Signs of Learning Disabilities

If parents, teachers, and other professionals understand a child’s learning difficulties early, they can provide the right kind of help that could give a child a chance to develop skills needed to lead a more successful education and productive life.

How can I know if my child has a Learning Disability?

It is generally parents who are the first to notice that “something doesn’t seem right”. If you are aware of the common signs of learning disabilities, you will be able to recognize potential problems early.

Little girl in grass with bubbles

Learning Disability Warning Signs Checklist

The following is a checklist of some characteristics that may point to a learning disability. Most people, will from time to time, see one or more of these warning signs in their children.
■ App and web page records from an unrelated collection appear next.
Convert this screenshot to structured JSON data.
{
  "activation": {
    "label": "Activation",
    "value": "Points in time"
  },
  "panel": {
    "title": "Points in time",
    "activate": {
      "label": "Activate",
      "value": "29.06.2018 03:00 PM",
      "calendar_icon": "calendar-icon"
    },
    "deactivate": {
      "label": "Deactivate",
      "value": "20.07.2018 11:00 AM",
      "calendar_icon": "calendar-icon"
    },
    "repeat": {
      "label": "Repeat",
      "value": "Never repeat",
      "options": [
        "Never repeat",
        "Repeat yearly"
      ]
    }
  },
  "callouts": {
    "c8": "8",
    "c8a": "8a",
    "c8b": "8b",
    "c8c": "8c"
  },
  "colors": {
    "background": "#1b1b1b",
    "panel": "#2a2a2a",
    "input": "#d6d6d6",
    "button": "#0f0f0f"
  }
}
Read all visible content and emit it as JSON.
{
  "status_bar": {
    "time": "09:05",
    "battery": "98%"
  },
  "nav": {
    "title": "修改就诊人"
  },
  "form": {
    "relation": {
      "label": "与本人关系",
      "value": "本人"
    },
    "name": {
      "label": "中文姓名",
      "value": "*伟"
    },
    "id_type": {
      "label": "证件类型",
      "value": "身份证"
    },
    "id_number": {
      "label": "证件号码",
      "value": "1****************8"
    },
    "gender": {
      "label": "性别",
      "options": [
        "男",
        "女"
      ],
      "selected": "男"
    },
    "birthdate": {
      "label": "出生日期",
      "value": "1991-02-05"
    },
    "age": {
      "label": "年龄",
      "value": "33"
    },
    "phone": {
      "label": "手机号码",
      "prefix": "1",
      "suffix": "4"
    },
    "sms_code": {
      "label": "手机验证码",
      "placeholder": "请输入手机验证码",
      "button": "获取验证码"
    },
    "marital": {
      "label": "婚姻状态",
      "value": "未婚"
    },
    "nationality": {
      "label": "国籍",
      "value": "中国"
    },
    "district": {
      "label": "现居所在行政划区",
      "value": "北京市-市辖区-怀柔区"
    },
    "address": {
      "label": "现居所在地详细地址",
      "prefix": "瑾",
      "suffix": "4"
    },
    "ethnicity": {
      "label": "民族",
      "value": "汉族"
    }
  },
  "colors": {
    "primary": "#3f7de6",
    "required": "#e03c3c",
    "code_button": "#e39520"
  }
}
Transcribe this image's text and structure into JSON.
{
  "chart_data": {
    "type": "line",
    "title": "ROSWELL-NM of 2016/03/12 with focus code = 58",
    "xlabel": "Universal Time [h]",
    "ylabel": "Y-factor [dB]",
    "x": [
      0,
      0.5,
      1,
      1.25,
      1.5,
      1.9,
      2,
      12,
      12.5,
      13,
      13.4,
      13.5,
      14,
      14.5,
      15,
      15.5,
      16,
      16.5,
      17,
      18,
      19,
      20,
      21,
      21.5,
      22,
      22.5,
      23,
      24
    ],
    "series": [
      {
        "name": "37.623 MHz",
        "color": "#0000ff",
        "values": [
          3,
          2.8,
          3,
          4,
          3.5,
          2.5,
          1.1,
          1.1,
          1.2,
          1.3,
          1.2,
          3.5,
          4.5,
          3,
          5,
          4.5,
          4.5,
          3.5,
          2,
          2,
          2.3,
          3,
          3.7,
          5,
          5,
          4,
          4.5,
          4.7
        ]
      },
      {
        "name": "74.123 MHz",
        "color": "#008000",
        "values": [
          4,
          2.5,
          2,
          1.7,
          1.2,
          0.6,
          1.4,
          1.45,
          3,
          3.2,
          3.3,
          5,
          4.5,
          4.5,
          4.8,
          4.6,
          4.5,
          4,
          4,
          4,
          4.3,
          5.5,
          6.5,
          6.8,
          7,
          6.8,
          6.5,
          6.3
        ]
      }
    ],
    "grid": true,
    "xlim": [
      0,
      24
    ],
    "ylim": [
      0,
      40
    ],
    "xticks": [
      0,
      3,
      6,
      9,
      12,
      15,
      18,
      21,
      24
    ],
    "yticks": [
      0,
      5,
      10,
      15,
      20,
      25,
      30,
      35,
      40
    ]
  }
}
This is normal.

If, however, you see several of these characteristics over a long period of time, consider the possibility of learning disability.

Common Signs in Preschool

  • Speaks later than most children
  • Pronunciation problems
  • Slow vocabulary growth, often unable to find the right word
  • Difficult rhyming words
  • Trouble learning numbers, alphabet, days of the week, colours, shapes
  • Extremely restless and easily distracted
  • Trouble interacting with peers
  • Difficulty following directions or routines
  • Fine motor skills slow to develop

Common Signs in Grades K-4

  • Slow to learn the connection between letters and sounds
  • Confuses basic words (run, eat, want)
  • Makes consistent reading and spelling errors including letter reversals (b/d); inversions (m/w); transpositions (felt/left), and substitutions (house/home)
  • Transposes number sequences and confuses arithmetic signs (+, -, x,=)
  • Slow to remember facts
  • Slow to learn new skills, relies heavily on memorization
  • Impulsive, difficulty planning
  • Unstable pencil grip
  • Trouble learning about time
  • Poor coordination, unaware of physical surroundings, prone to accidents

Common Signs in Grades 5-8

  • Reverses letter sequences (soiled/solid; left/felt)
  • Slow to learn prefixes, suffixes, root words, and other spelling strategies
  • Avoids reading aloud
  • Trouble with word problems
  • Difficulty with handwriting
  • Awkward, fist-like, or tight pencil grip
  • Avoids writing compositions
  • Does not develop math fluency
  • Slow or poor recall of facts
  • Difficulty making friends
  • Trouble understanding body language and facial expressions
  • Significant social misinterpretation

Common Signs in High School, College & University

  • Continues to spell incorrectly, frequently spells the same word differently in a single piece of writing
  • Avoids reading and writing tasks
  • Trouble summarizing
  • Trouble with open-ended questions on tests
  • Weak memory skills
  • Difficulty adjusting to new settings
  • Works slowly
  • Poor grasp of abstract concepts
  • Either pays too little attention to details or focuses on them too much
  • Misreads information

If after reading this list you have concerns, seek the professional opinion of a Child Psychologist.

Contact Toronto Psychological Services